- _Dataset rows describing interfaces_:
────────────────
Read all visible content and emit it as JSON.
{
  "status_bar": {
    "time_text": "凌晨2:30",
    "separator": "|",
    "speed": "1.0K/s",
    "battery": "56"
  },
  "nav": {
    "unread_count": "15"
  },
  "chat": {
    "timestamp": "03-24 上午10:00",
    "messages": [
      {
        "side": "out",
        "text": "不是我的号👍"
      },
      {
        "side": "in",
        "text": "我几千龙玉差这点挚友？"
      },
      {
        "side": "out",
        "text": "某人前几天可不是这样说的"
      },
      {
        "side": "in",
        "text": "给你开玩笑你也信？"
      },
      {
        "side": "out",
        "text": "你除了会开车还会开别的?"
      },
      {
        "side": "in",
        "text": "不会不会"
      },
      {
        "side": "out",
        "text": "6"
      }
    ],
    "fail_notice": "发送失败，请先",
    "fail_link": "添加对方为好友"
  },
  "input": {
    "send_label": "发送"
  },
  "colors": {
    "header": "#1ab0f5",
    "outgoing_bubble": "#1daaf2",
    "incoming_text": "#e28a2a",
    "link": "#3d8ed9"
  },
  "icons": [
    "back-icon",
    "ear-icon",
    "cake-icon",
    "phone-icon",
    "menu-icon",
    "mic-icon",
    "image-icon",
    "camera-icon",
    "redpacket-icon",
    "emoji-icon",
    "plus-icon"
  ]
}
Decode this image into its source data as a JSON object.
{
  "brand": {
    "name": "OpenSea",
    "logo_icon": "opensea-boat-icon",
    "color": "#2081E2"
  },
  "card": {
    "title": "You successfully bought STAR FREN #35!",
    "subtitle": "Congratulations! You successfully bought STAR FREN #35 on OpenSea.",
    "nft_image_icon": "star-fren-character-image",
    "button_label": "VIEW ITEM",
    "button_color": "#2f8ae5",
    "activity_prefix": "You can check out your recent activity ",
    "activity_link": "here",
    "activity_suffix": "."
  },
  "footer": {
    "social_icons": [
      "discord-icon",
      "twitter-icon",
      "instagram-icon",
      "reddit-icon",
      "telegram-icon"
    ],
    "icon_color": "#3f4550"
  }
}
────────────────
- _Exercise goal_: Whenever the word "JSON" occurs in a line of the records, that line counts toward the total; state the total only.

- _Answer box_: 2